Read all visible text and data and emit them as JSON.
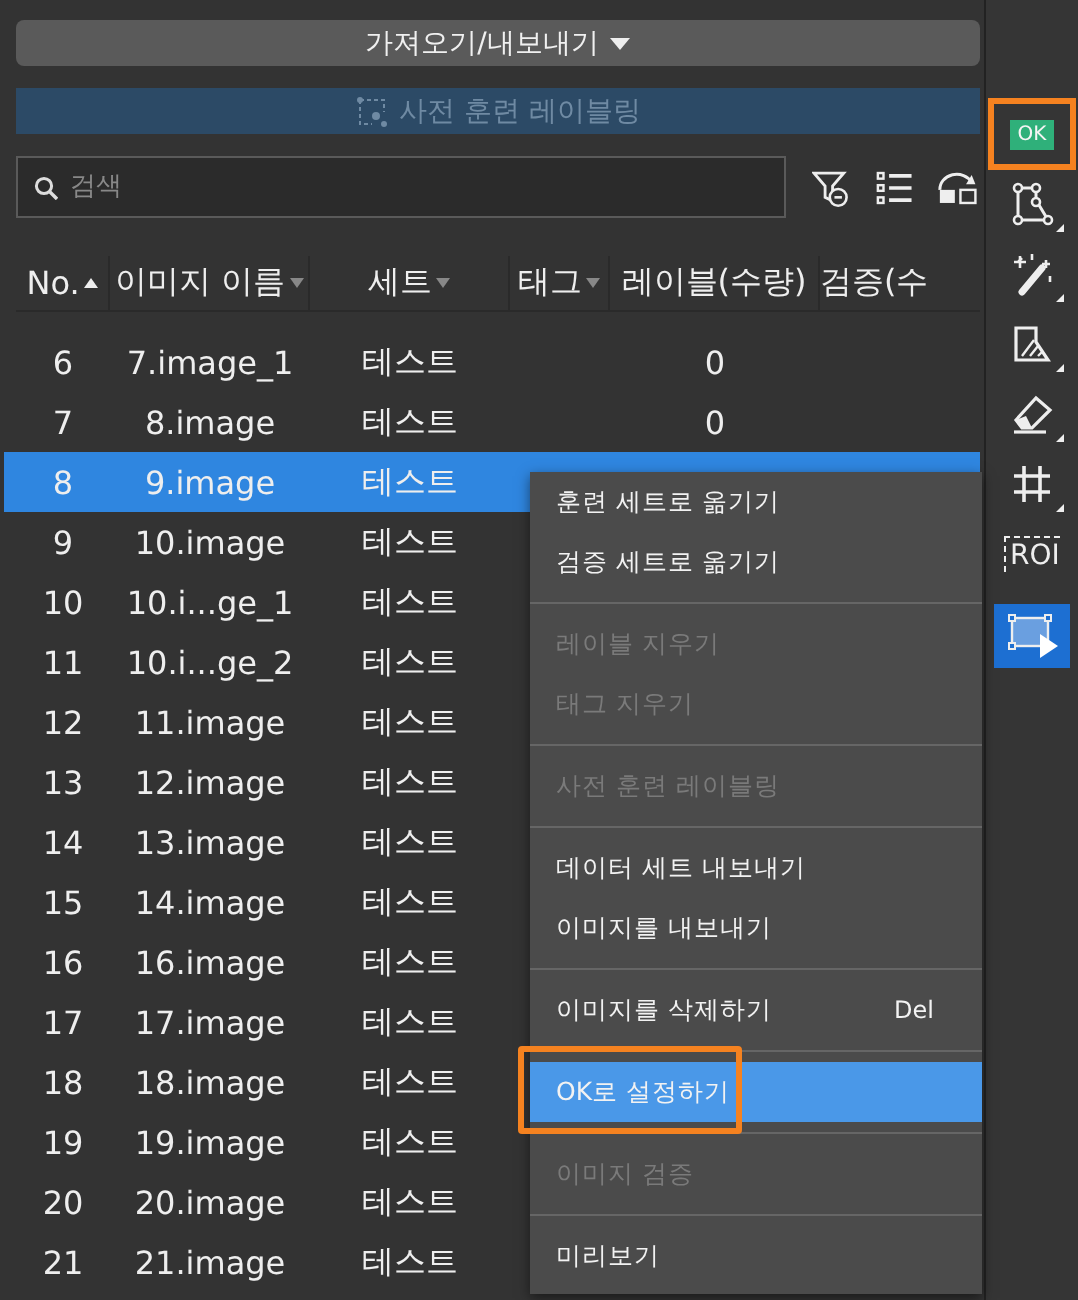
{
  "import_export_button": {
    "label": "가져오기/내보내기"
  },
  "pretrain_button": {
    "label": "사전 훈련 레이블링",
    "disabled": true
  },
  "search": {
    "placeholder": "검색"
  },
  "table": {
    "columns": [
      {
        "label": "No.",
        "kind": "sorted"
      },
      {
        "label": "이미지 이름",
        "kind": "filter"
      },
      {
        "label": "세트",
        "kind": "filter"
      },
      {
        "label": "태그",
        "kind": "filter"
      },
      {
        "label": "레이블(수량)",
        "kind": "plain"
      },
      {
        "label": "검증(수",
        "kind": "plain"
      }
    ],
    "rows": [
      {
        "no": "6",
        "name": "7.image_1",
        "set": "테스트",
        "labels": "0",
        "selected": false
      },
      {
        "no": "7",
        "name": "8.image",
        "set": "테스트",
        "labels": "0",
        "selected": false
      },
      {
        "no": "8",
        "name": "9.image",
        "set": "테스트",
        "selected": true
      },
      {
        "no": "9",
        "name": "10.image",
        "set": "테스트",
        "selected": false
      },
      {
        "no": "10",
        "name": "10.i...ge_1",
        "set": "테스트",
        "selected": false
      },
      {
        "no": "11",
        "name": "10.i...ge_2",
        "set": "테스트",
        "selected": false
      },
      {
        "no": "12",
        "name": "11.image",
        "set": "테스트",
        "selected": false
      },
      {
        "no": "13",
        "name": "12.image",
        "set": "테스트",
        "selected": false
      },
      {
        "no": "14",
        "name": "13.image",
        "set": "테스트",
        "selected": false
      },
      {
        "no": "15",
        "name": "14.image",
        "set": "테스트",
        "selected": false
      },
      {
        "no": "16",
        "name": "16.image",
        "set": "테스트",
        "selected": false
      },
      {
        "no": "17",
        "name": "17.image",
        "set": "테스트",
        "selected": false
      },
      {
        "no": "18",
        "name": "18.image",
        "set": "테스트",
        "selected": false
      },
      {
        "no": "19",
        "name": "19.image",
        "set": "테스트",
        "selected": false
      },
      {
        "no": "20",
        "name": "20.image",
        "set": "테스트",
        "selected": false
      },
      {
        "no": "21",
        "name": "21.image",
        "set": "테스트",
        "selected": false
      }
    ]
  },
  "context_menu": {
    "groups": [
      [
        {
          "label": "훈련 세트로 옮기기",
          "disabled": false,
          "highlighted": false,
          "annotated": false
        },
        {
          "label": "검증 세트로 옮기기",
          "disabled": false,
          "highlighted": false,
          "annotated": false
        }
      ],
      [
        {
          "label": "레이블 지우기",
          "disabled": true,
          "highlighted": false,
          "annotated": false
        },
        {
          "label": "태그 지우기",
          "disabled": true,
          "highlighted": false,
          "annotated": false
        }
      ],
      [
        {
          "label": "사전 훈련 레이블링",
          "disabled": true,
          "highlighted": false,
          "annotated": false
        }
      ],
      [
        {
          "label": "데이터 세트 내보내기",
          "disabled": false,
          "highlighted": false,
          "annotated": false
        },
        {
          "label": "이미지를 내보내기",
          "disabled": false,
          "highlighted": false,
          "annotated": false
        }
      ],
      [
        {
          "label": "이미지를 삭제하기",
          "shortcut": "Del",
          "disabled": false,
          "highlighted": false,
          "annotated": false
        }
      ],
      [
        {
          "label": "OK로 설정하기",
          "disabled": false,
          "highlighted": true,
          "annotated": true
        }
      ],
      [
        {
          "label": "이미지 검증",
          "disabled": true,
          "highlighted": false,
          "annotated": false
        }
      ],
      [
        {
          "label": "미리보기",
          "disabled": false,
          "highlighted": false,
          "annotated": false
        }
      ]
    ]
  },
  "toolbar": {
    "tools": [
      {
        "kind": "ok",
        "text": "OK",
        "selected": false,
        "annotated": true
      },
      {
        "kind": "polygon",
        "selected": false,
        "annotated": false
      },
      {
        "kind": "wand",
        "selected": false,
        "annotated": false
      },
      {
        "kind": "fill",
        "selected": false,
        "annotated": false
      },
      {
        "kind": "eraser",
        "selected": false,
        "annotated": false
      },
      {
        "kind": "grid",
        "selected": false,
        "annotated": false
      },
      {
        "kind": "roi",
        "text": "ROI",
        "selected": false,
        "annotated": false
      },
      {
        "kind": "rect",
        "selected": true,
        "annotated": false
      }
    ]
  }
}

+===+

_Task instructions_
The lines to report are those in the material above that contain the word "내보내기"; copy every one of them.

_Your solution_
    "label": "가져오기/내보내기"
          "label": "데이터 세트 내보내기",
          "label": "이미지를 내보내기",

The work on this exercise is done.